The Fire and Fury of Comey and McCabe
The year of 2018 is the year of exposure and gain. On the heels of Michael Wolff’s Fire And Fury: Inside The Trump White House (Holt, Henry & Company, Inc) , the literary world, along with the juggernaut of Amazon, is bracing for the book release of former FBI Director James Comey. As fastidious as the world of politics and intrigue can be, I believe his book, A Higher Loyalty: Truth, Lies & Loyalty (Flatiron Books, available for pre-order April 17), will not be as salacious as Wolff’s book, or even the panache of the book, David Corn/Michael Isikoff book, Russian Roulette (Grand Central Publishing). But in keeping the type of man James Comey is depicted to be, the next logical level of duty for him was to write this book.
In political circles, he was known as a ‘boy scout’ of sorts. He wanted to be known as that guy in the room who would still do the right thing even when all hell was breaking loose. As a holdover from the previous presidential administration, FBI Director Comey didn’t play basketball with President Obama because he didn’t want the appearance of an improper or too familiar relationship. I liken Director Comey as the calmer version of Bruce Willis in Die Hard. He took his job, his duty, seriously even in the face of abject pressure to fold like something out of the Godfather or Goodfellas.
We all are familiar with the Clinton email red herrings, and how he should have handled that (hint: much better). But it also is a glimpse into his detail-oriented, prosecutorial nature. In all the memos he kept while involved with the working nuclear bomb fallout of the current Ringling Brothers circus that masquerades as an administration, demonstrates his ability to see past what was going on and be objective. With the notes he recorded, in the warnings he slipped to the Department of Justice before his firing, you see he remains loyal to The Last Boy Scout nature. Since those warnings went largely unheeded, the next logical step was to record these encounters with the push most men of reputable character have: the protect and arm with information needed to continue that protection.

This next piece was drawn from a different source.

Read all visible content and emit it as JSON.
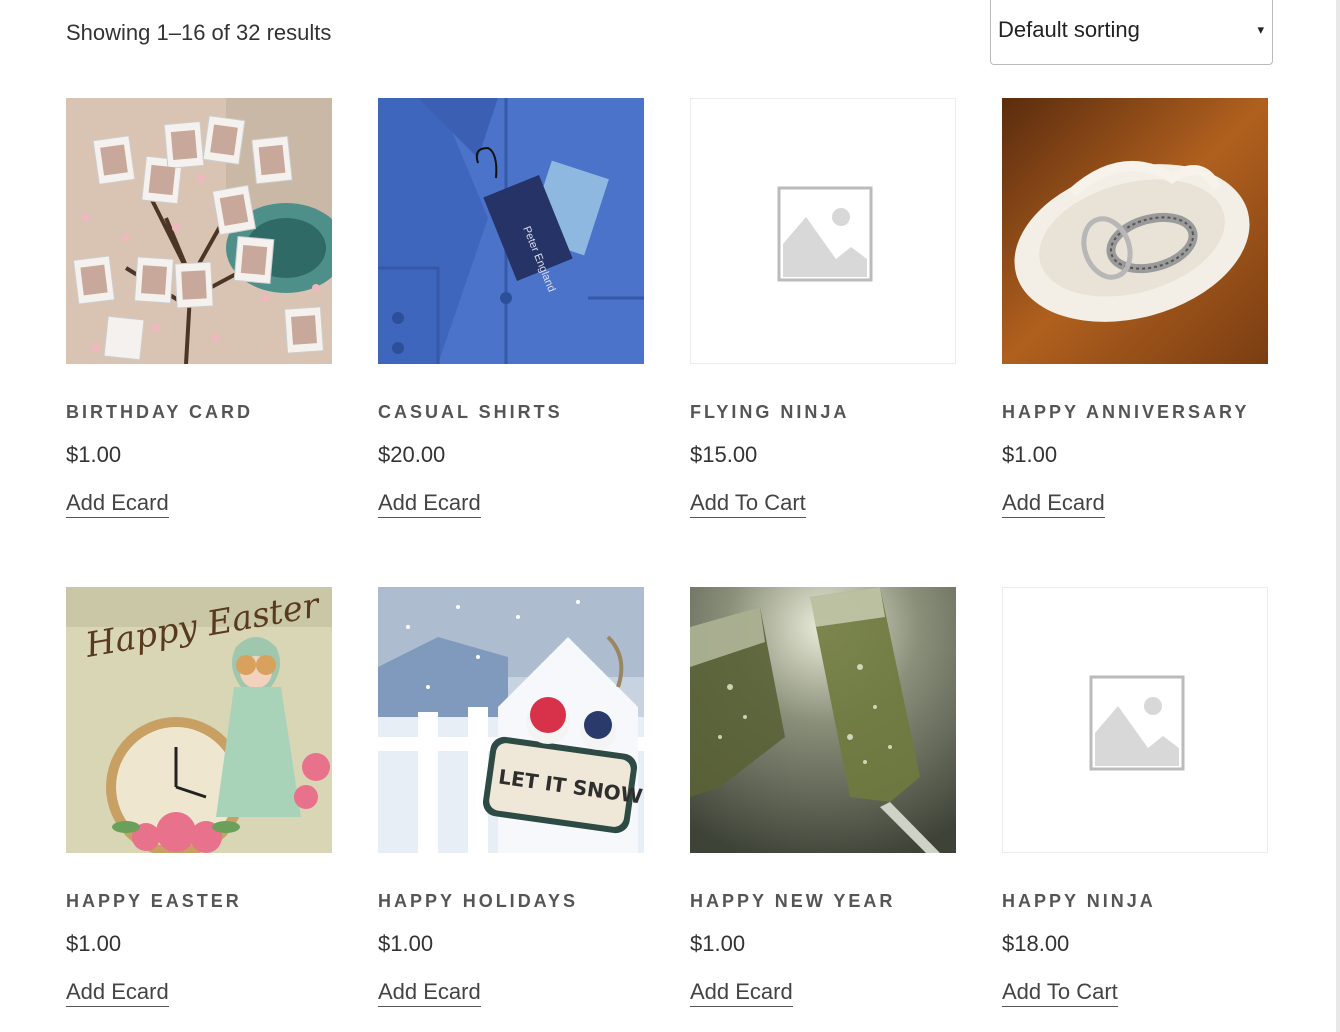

The synopsis for the books is as follows (taken from barnesandnoble.com):
In his forthcoming book, former FBI director James Comey shares his never-before-told experiences from some of the highest-stakes situations of his career in the past two decades of American government, exploring what good, ethical leadership looks like, and how it drives sound decisions. His journey provides an unprecedented entry into the corridors of power, and a remarkable lesson in what makes an effective leader.
With the ouster of now former FBI Director Andrew McCabe, and the memos he kept, perhaps his book is next, right? There is something to be said for the thoughts of these men in the annals of power-sharing what they know, and daring us to believe them like Yoda all, “Do or do not. There is no try.” In any medium speaking truth to power is always a tightrope act: unsafe and only for those with no visible fear. The American-Hollywood imagination is enamored with the good guy, happy endings and those die trying to save those unaware from themselves. We love with the good guy falls on his sword for the greater good.
We need the Comeys and McCabes of the world to be our Saving Private Ryan, and our reporters in Full Metal Jacket. We need the stories of those that desire to do well above all else. We need the reflections, the war stories, we need to drool over the bleeding details, and inhale the smoke off someone else’s burning clothes. The United States of America is a collection of agreed fetishes and voyeurism—we love to look with no responsibility or involvement. However, maybe we need these stories, and the men who chose to tell them, to remember although there are dragons, they can be slain if we be but brave enough to do believe we can slay them.